Level Guarantee Fees (G-fees): Prior to conservatorship, the GSEs effectively gave volume discounts to larger lenders, causing great pushback from small lenders, who argued it was inappropriate. In conservatorship, the concept of “level g-fees” (i.e. that larger lenders do not have lower guarantee fees), was implemented.
Expectations: Level g-fees will continue under administrative reform.
Results: As expected. There was also an unexpected emphasis on small lender access to the GSEs via the “cash window.”
Utility-style Regulation of G-fees: This is where the two GSEs, because they are a duopoly, are not allowed to implicitly collude to set g-fees. In conservatorship, the FHFA has already established this type of regulation.
Expectations: That this would not be included in the document.
Results: As expected. The administration is going down the “competition” route with no seeming interest in utility-style regulation of g-fees, not even for a transition period.

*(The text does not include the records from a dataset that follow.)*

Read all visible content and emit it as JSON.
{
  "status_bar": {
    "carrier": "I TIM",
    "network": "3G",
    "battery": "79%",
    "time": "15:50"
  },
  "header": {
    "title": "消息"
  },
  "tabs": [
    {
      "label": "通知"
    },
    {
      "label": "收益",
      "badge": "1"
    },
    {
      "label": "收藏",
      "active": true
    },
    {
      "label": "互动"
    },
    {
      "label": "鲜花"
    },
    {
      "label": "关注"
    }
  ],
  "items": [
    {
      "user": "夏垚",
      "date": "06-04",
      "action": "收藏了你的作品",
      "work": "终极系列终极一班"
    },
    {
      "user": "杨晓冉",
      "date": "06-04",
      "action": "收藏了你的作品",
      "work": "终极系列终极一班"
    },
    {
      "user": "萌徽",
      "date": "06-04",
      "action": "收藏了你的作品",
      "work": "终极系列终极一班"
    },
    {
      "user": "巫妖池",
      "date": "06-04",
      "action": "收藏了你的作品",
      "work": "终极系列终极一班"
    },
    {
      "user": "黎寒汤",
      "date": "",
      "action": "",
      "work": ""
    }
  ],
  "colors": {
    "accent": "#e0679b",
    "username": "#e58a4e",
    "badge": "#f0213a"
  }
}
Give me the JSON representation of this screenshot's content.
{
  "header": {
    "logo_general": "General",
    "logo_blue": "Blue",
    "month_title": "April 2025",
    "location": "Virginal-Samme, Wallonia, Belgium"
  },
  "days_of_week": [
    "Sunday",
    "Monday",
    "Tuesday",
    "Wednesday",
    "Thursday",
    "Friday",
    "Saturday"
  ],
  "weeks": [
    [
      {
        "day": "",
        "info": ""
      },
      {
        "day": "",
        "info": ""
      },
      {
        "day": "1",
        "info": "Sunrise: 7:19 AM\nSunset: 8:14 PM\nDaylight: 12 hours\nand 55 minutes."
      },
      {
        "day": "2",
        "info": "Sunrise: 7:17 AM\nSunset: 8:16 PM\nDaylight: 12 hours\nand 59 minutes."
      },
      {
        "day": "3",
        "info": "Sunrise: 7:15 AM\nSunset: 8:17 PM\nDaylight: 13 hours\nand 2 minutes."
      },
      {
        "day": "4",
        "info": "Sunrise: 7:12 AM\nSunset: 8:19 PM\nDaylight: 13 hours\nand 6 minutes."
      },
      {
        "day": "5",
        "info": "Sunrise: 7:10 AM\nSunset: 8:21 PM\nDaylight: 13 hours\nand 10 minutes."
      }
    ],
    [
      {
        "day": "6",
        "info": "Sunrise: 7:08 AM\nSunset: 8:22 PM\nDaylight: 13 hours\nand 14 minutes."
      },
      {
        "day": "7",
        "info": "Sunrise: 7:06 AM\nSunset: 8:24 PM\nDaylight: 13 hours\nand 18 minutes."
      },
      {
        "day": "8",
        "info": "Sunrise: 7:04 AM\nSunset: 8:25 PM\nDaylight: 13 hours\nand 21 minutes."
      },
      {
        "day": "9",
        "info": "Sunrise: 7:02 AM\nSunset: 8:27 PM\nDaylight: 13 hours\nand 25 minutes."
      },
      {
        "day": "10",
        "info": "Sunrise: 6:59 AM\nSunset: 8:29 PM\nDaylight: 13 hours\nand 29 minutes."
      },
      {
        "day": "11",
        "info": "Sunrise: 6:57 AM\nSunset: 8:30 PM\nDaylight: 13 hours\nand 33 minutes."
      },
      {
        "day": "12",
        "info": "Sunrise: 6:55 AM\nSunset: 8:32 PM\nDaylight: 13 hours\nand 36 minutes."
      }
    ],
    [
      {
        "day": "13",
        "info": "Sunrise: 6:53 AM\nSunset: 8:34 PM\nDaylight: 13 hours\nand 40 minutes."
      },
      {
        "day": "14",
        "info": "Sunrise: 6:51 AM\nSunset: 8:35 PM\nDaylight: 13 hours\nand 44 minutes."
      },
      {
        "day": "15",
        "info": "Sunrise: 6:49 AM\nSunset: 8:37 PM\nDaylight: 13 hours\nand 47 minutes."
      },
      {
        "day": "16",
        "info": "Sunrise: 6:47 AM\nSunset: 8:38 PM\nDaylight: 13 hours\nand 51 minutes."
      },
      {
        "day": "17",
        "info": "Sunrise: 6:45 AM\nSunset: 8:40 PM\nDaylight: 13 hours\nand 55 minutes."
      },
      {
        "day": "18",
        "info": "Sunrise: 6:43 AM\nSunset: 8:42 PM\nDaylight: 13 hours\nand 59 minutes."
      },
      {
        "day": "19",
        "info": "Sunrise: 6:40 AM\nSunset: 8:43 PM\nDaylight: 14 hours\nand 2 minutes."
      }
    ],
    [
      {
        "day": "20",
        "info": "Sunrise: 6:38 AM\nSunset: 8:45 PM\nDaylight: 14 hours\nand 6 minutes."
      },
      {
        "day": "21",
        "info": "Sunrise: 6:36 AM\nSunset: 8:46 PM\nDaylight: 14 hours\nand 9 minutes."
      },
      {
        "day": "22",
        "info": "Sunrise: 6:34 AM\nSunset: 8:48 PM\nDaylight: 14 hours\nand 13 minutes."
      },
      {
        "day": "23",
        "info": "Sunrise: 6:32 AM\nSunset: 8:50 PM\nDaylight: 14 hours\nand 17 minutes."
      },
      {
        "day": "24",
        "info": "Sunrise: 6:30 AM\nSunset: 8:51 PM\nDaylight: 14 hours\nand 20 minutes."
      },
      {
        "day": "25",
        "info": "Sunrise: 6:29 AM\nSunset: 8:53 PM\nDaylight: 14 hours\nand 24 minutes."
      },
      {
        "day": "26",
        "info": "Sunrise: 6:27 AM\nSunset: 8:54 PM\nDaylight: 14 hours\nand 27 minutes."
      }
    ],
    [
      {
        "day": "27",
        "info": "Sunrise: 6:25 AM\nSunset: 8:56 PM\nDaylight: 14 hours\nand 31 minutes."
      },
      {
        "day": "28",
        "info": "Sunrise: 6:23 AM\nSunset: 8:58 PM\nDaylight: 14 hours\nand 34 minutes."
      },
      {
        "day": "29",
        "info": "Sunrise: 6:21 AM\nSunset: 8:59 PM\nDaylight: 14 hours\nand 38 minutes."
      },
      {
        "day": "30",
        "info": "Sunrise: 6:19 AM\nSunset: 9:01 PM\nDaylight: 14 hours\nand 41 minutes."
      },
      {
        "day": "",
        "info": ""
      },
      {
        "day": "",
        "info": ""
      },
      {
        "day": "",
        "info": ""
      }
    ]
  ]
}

When it comes to administrative reform, the Treasury Housing Reform Plan mostly met expectations, with some differences as noted above. But the most surprising aspect is how vague implementation and the timing of that implementation are. The FHFA, in particular, has been assigned many items to study, analyze and decide, or make a recommendation to Treasury for their approval. Given that the Trump administration has only about 1 ⅓ years to go, unless the president is re-elected, there is a real risk it will not get very far before a new administration comes in – and looks to possibly start over.